Sigma’s Art lenses tend to have extra-wide apertures for enabling a tight depth of field, but in this case Sigma has gone for an extended zoom range at the expense of a drop in aperture rating from f/2.8 to f/4. In terms of build quality and handling, this lens feels like a step up from Sigma’s DX-format lenses and, like other FX-format lenses in the group, and this one features ring-type ultrasonic autofocus. Two FLD (Fluorite-grade Low Dispersion) and two SLD (Special Low Dispersion) elements are included, but there are no weather seals. Considering the generous zoom range of this lens, image quality is impressive: there’s plenty of contrast and centre-sharpness, even when shooting wide-open at f/4. The Sigma also beats both of the competing Nikon FX-format lenses when it comes to minimizing lens distortion.

8. Nikon AF-S 24-120mm f/4G ED VR

This lens rules the roost for telephoto reach

Effective zoom range: 24-120mm | Lens construction: 17 elements in 13 groups | No. of diaphragm blades: 9 | Minimum focus distance: 0.45m | Filter size: 77mm | Dimensions: 84x104mm | Weight: 710g

Large zoom range
Improved optical stabilizer
Build and handling
Centre-sharpness drop-off

An upgrade of Nikon’s original 24-120mm VR lens, this has a more effective, new-generation optical stabilizer (rated at up to four stops), and a constant f/4 aperture, instead of it shrinking from f/3.5 to f/5.6 through the zoom range. Like the other Nikon lenses on test, it feels reassuringly well built and features a rubber weather-seal ring on the mounting plate. Handling is excellent, with smooth operation of the zoom and focus rings. Optical highlights include two ED elements and Nano Crystal Coating. The autofocus and Mk II VR systems work well, but the Nikon loses out to the competing Sigma 24-105mm for centre-sharpness, especially in the longer half of the zoom range. The flip side is that the drop-off in corner-sharpness is less noticeable.
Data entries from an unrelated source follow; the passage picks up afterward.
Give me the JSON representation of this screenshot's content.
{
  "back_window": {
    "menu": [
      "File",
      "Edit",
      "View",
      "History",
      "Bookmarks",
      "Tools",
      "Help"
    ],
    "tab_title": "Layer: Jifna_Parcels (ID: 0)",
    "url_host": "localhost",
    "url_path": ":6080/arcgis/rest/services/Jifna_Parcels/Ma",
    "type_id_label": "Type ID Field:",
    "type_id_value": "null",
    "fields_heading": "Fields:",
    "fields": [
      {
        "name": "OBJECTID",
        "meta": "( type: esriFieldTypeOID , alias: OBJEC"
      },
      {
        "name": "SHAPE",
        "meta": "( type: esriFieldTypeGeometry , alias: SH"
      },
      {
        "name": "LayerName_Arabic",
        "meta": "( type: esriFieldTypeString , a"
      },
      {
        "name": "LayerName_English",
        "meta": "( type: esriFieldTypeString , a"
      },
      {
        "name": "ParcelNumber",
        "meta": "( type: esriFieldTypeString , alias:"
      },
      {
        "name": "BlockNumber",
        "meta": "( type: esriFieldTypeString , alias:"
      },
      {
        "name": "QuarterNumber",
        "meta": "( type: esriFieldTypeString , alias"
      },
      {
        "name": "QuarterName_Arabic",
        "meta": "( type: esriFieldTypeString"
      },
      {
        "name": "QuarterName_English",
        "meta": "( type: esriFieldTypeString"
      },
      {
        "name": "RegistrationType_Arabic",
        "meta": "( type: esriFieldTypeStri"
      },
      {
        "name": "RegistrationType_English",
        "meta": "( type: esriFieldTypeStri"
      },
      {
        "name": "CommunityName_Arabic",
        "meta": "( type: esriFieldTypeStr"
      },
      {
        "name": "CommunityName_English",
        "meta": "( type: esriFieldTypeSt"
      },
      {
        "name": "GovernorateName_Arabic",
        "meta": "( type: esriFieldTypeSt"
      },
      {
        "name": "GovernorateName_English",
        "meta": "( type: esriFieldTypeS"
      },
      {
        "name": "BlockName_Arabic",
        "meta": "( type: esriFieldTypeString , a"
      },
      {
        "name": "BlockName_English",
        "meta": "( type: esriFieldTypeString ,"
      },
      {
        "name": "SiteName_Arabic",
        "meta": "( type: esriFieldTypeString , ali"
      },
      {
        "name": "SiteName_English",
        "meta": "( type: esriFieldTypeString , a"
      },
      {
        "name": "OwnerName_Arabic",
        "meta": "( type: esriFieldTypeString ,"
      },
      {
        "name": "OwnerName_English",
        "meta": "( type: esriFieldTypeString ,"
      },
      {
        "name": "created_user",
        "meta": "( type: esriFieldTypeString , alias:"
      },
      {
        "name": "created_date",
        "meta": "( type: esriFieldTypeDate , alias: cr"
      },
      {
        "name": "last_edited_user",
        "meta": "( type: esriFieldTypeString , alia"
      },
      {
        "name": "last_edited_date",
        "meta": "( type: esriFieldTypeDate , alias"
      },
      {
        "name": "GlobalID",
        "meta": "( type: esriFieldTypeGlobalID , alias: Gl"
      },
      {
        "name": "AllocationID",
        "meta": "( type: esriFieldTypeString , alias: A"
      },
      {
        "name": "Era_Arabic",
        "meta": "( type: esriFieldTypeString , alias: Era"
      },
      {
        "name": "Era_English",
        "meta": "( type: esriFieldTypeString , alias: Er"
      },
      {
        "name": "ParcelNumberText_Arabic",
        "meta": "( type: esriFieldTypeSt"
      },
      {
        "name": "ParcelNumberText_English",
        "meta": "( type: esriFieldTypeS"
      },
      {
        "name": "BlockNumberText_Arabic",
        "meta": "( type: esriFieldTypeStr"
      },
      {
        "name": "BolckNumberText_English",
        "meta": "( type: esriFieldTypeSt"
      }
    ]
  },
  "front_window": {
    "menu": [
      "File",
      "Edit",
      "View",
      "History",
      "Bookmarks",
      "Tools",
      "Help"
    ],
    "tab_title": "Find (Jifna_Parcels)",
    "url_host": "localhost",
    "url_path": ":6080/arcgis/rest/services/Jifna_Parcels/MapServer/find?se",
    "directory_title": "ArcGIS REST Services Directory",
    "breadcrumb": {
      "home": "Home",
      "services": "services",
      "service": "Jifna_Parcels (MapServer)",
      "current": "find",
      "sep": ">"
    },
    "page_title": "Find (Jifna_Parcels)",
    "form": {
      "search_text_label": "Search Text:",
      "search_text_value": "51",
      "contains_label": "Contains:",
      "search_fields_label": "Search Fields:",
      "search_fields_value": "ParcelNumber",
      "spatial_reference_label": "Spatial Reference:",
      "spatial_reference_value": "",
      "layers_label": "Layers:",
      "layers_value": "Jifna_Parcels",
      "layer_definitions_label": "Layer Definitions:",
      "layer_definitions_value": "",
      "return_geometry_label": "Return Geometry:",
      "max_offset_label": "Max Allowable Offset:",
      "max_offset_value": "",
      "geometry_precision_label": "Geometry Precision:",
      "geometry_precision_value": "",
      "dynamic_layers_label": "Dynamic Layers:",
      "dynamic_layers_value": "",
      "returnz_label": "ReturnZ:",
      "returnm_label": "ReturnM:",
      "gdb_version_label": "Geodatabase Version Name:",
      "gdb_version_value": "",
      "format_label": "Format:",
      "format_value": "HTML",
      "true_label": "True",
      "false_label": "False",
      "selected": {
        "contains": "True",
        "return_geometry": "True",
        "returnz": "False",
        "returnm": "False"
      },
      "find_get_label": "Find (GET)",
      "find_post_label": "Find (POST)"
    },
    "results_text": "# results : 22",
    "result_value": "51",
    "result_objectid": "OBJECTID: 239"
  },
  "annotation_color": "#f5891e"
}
Overall image quality is very satisfying.

More Nikon lens buying guides

The best Nikon lenses in 2020
Best portrait lenses for Nikon users
Best superzoom lenses for Nikon users
Best wide-angle lenses for Nikon 

The best 150-600mm lenses
The best 100-400mm lenses
The best 50mm lenses
The best 70-200mm lenses
The best budget telephoto lenses
The best macro lenses
The best fisheye lenses
Nikon Z lens roadmap